The week before I spoke to my daughter's first-grade class, I was on a panel at the Reagan Library, and they gave me all kinds of paraphernalia for the kids--which was lucky, because the Dole campaign had none to give, and the Clinton campaign was only selling theirs. I told the students that President Reagan was a decent man doing what he thought best for his country, even though I disagreed with many of his decisions. Am I wrong?
I believe in the possibility of people finding common ground, and I believe that no one understands politics as compromise and common ground better than Bill Clinton. In a diverse country in which the resort to name-calling (we don't disagree, or say that someone is wrong, we say that they're racist or sexist or insensitive, which is sometimes true and sometimes a cop-out, but never moves an argument forward) is automatic, and the pursuit of wedge issues passes for the doing of politics, I think the pursuit of common ground is itself a value, in addition to being the only way for anyone left of the right to win.

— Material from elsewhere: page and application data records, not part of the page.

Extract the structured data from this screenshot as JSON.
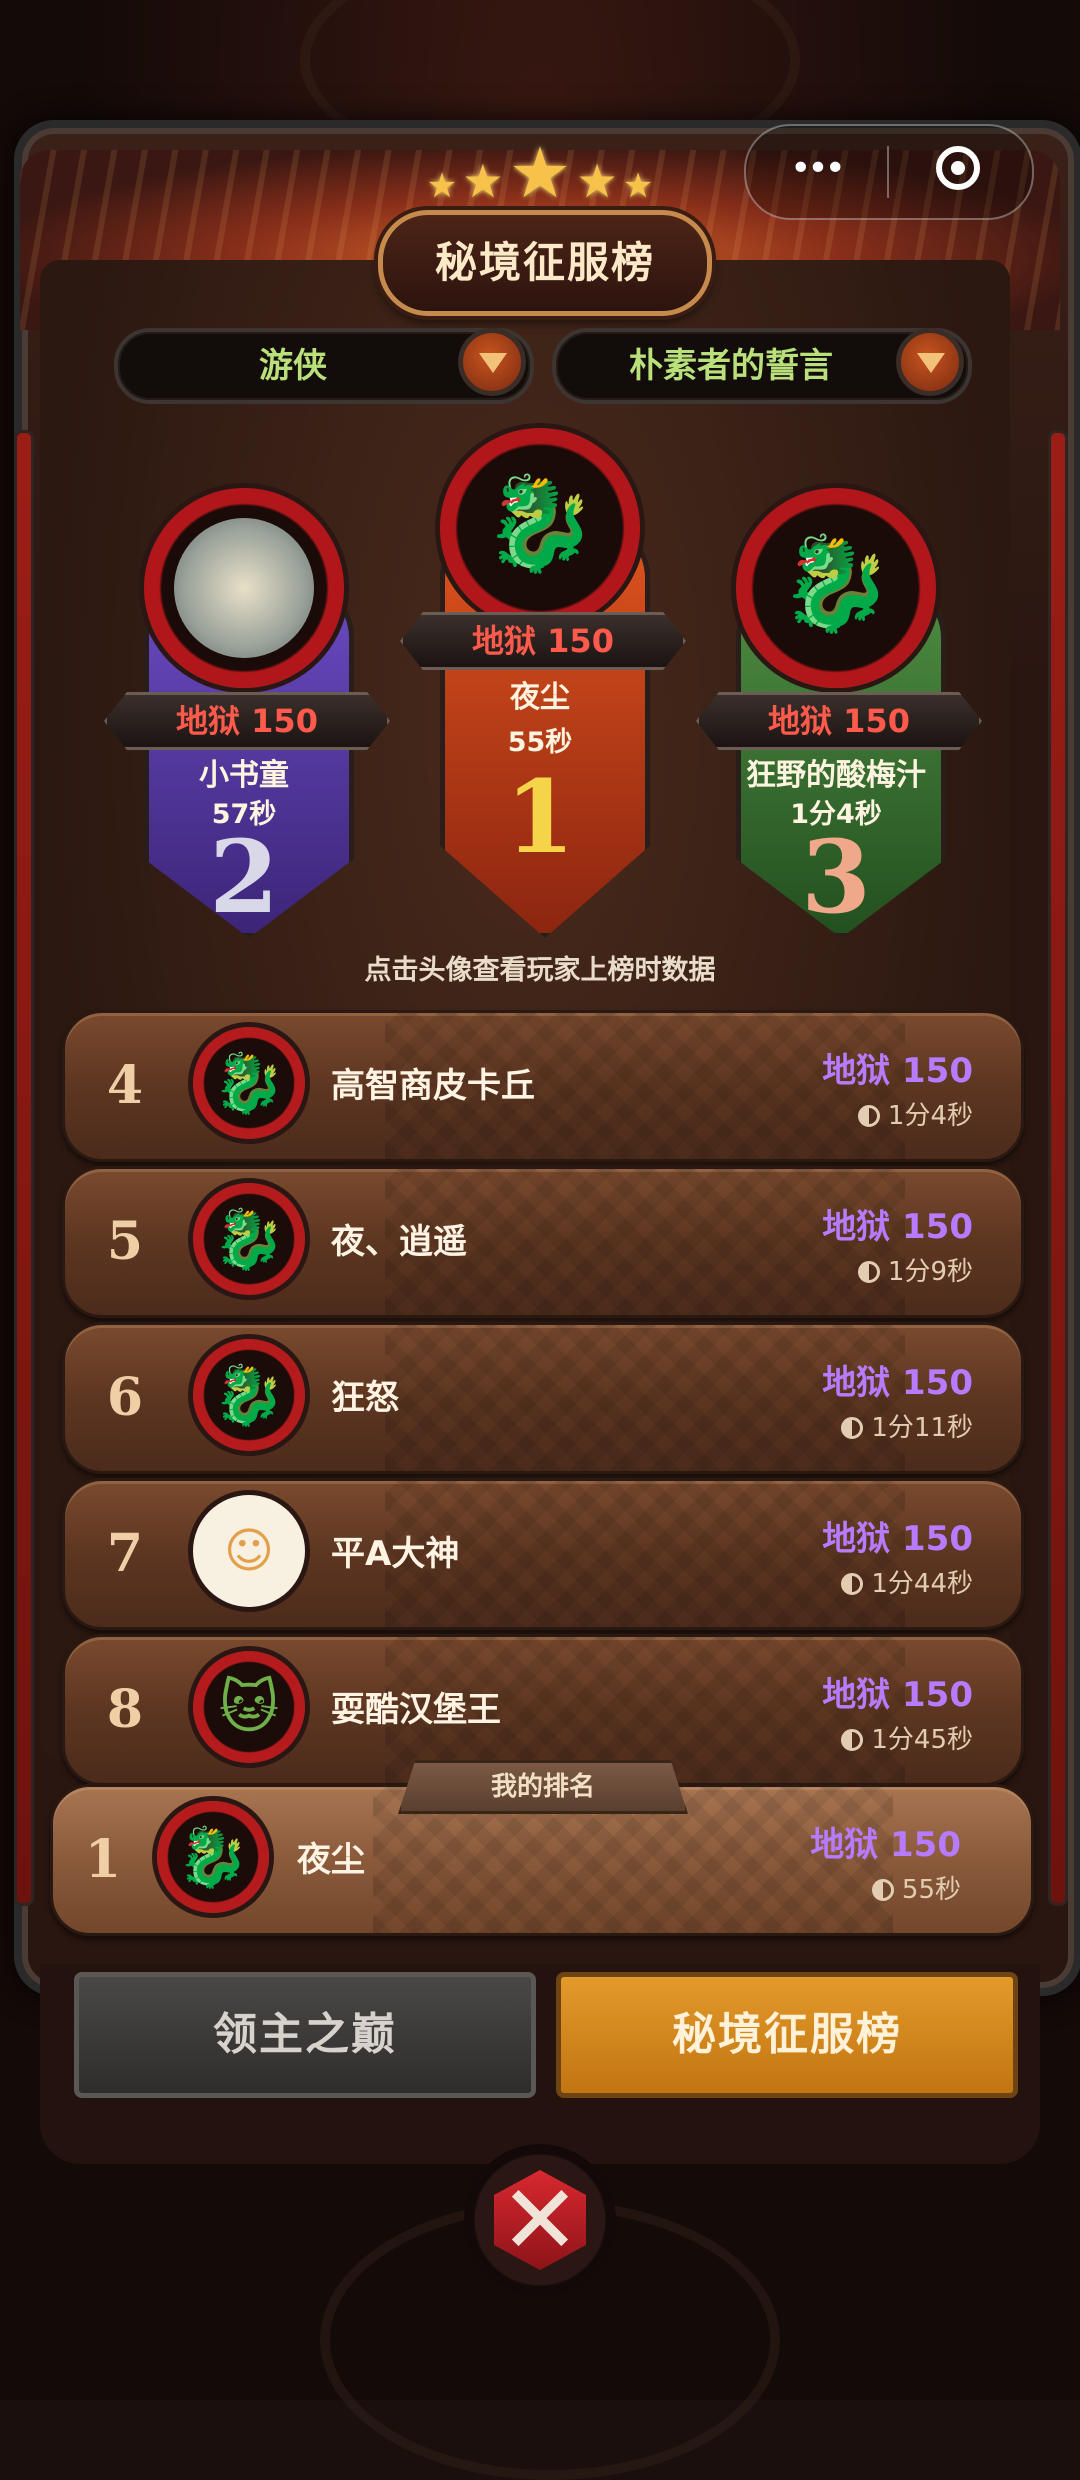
{
  "header": {
    "title": "秘境征服榜",
    "capsule_dots": "•••"
  },
  "filters": {
    "class_value": "游侠",
    "mode_value": "朴素者的誓言"
  },
  "podium": [
    {
      "rank": "1",
      "score": "地狱 150",
      "name": "夜尘",
      "time": "55秒",
      "avatar": "red-dragon",
      "color": "#c53818"
    },
    {
      "rank": "2",
      "score": "地狱 150",
      "name": "小书童",
      "time": "57秒",
      "avatar": "ink-painting",
      "color": "#5c3fa8"
    },
    {
      "rank": "3",
      "score": "地狱 150",
      "name": "狂野的酸梅汁",
      "time": "1分4秒",
      "avatar": "red-dragon",
      "color": "#3c7a35"
    }
  ],
  "hint": "点击头像查看玩家上榜时数据",
  "rows": [
    {
      "rank": "4",
      "name": "高智商皮卡丘",
      "score": "地狱 150",
      "time": "1分4秒",
      "avatar": "dragon-green-frame"
    },
    {
      "rank": "5",
      "name": "夜、逍遥",
      "score": "地狱 150",
      "time": "1分9秒",
      "avatar": "dragon-red-frame"
    },
    {
      "rank": "6",
      "name": "狂怒",
      "score": "地狱 150",
      "time": "1分11秒",
      "avatar": "dragon-green-frame"
    },
    {
      "rank": "7",
      "name": "平A大神",
      "score": "地狱 150",
      "time": "1分44秒",
      "avatar": "cartoon-kid"
    },
    {
      "rank": "8",
      "name": "耍酷汉堡王",
      "score": "地狱 150",
      "time": "1分45秒",
      "avatar": "cat-red-frame"
    }
  ],
  "my_rank": {
    "tag": "我的排名",
    "rank": "1",
    "name": "夜尘",
    "score": "地狱 150",
    "time": "55秒"
  },
  "tabs": {
    "lord": "领主之巅",
    "realm": "秘境征服榜"
  },
  "colors": {
    "score_purple": "#b77bff",
    "tab_active": "#e39a2a",
    "filter_text": "#b9e07a"
  }
}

I don't blame Clinton for signing that disgusting gay-marriage bill--although I thought it a needless bunch of hateful demagoguery by Paula Jones' friends. Turning gay marriage into an issue in this campaign would've been as smart as launching your administration with gays in the military. Was Thurgood Marshall a hypocrite for realizing that you begin the attack on legal segregation with law schools, not elementary schools? A political judgment. A strategic call. A first step. A compromise. (As for vetoing the partial-birth abortion bill, don't get me started. ... Well, you have. Do you trust women so little to think that they would abort their babies at six or seven months because they changed their minds? I talked to a woman last weekend--it would've been her due date--who had what some would call a "partial-birth abortion" because the doctors found, at six months, that her baby had no brain, among other defects "inconsistent with life." How dare anyone tell her what she can and can't do? How dare they not allow an exception for the health of the mother? This woman was a Catholic and a Republican, and she voted for Clinton.)
We took our kids to vote with us on Election Day. I told my children that Bill Clinton was a good man, not a perfect one but a good one, doing his best in a difficult job, and that most of the time, I agreed with him, and hoped he would succeed, and that I believe the country will be better off if he does. I teach my children to respect the president. I do. Do you?
All the best,